# TASK DETAILS
An exact copy of every record is the required answer.

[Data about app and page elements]
● ● ●

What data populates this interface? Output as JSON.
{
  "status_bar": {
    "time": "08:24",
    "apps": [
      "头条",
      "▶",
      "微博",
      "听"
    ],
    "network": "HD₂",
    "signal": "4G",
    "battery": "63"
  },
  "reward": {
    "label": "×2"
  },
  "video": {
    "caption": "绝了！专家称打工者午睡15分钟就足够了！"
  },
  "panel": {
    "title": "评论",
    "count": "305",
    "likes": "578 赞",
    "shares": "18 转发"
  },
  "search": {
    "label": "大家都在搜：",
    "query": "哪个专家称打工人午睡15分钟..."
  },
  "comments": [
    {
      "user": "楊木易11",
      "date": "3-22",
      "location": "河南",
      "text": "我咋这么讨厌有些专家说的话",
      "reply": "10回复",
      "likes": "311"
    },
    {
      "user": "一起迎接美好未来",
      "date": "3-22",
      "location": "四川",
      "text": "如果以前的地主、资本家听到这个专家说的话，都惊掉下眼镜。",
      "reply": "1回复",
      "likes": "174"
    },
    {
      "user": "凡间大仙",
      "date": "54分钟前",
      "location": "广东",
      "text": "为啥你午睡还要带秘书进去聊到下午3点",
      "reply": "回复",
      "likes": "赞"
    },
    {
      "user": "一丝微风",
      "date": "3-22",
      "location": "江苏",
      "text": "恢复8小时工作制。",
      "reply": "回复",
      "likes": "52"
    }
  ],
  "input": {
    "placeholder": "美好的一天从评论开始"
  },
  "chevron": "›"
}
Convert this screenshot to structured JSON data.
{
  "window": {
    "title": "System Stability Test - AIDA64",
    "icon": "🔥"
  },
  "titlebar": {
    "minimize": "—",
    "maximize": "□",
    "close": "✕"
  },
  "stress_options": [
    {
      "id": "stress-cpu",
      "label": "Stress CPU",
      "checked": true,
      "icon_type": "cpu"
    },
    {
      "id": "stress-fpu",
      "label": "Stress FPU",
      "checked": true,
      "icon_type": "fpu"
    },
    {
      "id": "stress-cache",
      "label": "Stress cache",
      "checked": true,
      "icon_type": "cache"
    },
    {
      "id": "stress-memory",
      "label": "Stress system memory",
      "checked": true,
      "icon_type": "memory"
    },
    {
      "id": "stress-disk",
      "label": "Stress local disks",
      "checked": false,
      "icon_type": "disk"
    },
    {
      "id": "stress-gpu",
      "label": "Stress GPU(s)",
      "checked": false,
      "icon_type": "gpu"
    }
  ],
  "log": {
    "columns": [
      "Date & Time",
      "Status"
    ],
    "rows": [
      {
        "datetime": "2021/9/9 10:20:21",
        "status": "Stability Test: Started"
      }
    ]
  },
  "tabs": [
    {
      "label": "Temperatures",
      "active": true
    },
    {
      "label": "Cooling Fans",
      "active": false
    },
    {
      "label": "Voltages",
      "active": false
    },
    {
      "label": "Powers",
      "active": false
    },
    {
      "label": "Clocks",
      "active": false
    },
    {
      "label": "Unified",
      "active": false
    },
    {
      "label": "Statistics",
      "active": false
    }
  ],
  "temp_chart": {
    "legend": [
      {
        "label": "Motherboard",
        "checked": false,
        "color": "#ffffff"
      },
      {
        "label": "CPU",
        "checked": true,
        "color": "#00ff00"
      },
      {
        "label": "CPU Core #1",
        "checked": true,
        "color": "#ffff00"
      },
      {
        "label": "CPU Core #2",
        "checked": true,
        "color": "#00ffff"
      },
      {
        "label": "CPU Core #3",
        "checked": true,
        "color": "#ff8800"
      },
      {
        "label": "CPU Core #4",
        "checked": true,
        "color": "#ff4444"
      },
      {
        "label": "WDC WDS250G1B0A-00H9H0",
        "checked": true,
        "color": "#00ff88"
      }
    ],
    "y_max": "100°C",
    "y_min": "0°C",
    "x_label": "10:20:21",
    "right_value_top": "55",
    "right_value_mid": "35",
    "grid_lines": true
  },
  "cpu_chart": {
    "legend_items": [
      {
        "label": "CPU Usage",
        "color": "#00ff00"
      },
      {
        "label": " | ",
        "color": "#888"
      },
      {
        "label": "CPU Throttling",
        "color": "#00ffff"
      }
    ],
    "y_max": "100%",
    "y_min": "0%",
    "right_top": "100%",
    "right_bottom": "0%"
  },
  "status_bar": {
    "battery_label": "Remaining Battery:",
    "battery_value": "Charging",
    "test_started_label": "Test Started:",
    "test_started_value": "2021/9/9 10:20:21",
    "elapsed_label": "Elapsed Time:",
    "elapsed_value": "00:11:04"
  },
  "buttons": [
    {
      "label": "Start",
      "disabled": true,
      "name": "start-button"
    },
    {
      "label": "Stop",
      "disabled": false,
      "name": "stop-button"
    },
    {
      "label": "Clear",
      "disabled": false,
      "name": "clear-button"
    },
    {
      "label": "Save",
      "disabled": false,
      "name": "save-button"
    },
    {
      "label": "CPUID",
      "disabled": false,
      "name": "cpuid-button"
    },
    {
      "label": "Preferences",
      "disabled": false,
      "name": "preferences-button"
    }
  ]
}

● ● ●

# SOLUTION TO THE PROBLEM
What data populates this interface? Output as JSON.
{
  "status_bar": {
    "time": "08:24",
    "apps": [
      "头条",
      "▶",
      "微博",
      "听"
    ],
    "network": "HD₂",
    "signal": "4G",
    "battery": "63"
  },
  "reward": {
    "label": "×2"
  },
  "video": {
    "caption": "绝了！专家称打工者午睡15分钟就足够了！"
  },
  "panel": {
    "title": "评论",
    "count": "305",
    "likes": "578 赞",
    "shares": "18 转发"
  },
  "search": {
    "label": "大家都在搜：",
    "query": "哪个专家称打工人午睡15分钟..."
  },
  "comments": [
    {
      "user": "楊木易11",
      "date": "3-22",
      "location": "河南",
      "text": "我咋这么讨厌有些专家说的话",
      "reply": "10回复",
      "likes": "311"
    },
    {
      "user": "一起迎接美好未来",
      "date": "3-22",
      "location": "四川",
      "text": "如果以前的地主、资本家听到这个专家说的话，都惊掉下眼镜。",
      "reply": "1回复",
      "likes": "174"
    },
    {
      "user": "凡间大仙",
      "date": "54分钟前",
      "location": "广东",
      "text": "为啥你午睡还要带秘书进去聊到下午3点",
      "reply": "回复",
      "likes": "赞"
    },
    {
      "user": "一丝微风",
      "date": "3-22",
      "location": "江苏",
      "text": "恢复8小时工作制。",
      "reply": "回复",
      "likes": "52"
    }
  ],
  "input": {
    "placeholder": "美好的一天从评论开始"
  },
  "chevron": "›"
}
Convert this screenshot to structured JSON data.
{
  "window": {
    "title": "System Stability Test - AIDA64",
    "icon": "🔥"
  },
  "titlebar": {
    "minimize": "—",
    "maximize": "□",
    "close": "✕"
  },
  "stress_options": [
    {
      "id": "stress-cpu",
      "label": "Stress CPU",
      "checked": true,
      "icon_type": "cpu"
    },
    {
      "id": "stress-fpu",
      "label": "Stress FPU",
      "checked": true,
      "icon_type": "fpu"
    },
    {
      "id": "stress-cache",
      "label": "Stress cache",
      "checked": true,
      "icon_type": "cache"
    },
    {
      "id": "stress-memory",
      "label": "Stress system memory",
      "checked": true,
      "icon_type": "memory"
    },
    {
      "id": "stress-disk",
      "label": "Stress local disks",
      "checked": false,
      "icon_type": "disk"
    },
    {
      "id": "stress-gpu",
      "label": "Stress GPU(s)",
      "checked": false,
      "icon_type": "gpu"
    }
  ],
  "log": {
    "columns": [
      "Date & Time",
      "Status"
    ],
    "rows": [
      {
        "datetime": "2021/9/9 10:20:21",
        "status": "Stability Test: Started"
      }
    ]
  },
  "tabs": [
    {
      "label": "Temperatures",
      "active": true
    },
    {
      "label": "Cooling Fans",
      "active": false
    },
    {
      "label": "Voltages",
      "active": false
    },
    {
      "label": "Powers",
      "active": false
    },
    {
      "label": "Clocks",
      "active": false
    },
    {
      "label": "Unified",
      "active": false
    },
    {
      "label": "Statistics",
      "active": false
    }
  ],
  "temp_chart": {
    "legend": [
      {
        "label": "Motherboard",
        "checked": false,
        "color": "#ffffff"
      },
      {
        "label": "CPU",
        "checked": true,
        "color": "#00ff00"
      },
      {
        "label": "CPU Core #1",
        "checked": true,
        "color": "#ffff00"
      },
      {
        "label": "CPU Core #2",
        "checked": true,
        "color": "#00ffff"
      },
      {
        "label": "CPU Core #3",
        "checked": true,
        "color": "#ff8800"
      },
      {
        "label": "CPU Core #4",
        "checked": true,
        "color": "#ff4444"
      },
      {
        "label": "WDC WDS250G1B0A-00H9H0",
        "checked": true,
        "color": "#00ff88"
      }
    ],
    "y_max": "100°C",
    "y_min": "0°C",
    "x_label": "10:20:21",
    "right_value_top": "55",
    "right_value_mid": "35",
    "grid_lines": true
  },
  "cpu_chart": {
    "legend_items": [
      {
        "label": "CPU Usage",
        "color": "#00ff00"
      },
      {
        "label": " | ",
        "color": "#888"
      },
      {
        "label": "CPU Throttling",
        "color": "#00ffff"
      }
    ],
    "y_max": "100%",
    "y_min": "0%",
    "right_top": "100%",
    "right_bottom": "0%"
  },
  "status_bar": {
    "battery_label": "Remaining Battery:",
    "battery_value": "Charging",
    "test_started_label": "Test Started:",
    "test_started_value": "2021/9/9 10:20:21",
    "elapsed_label": "Elapsed Time:",
    "elapsed_value": "00:11:04"
  },
  "buttons": [
    {
      "label": "Start",
      "disabled": true,
      "name": "start-button"
    },
    {
      "label": "Stop",
      "disabled": false,
      "name": "stop-button"
    },
    {
      "label": "Clear",
      "disabled": false,
      "name": "clear-button"
    },
    {
      "label": "Save",
      "disabled": false,
      "name": "save-button"
    },
    {
      "label": "CPUID",
      "disabled": false,
      "name": "cpuid-button"
    },
    {
      "label": "Preferences",
      "disabled": false,
      "name": "preferences-button"
    }
  ]
}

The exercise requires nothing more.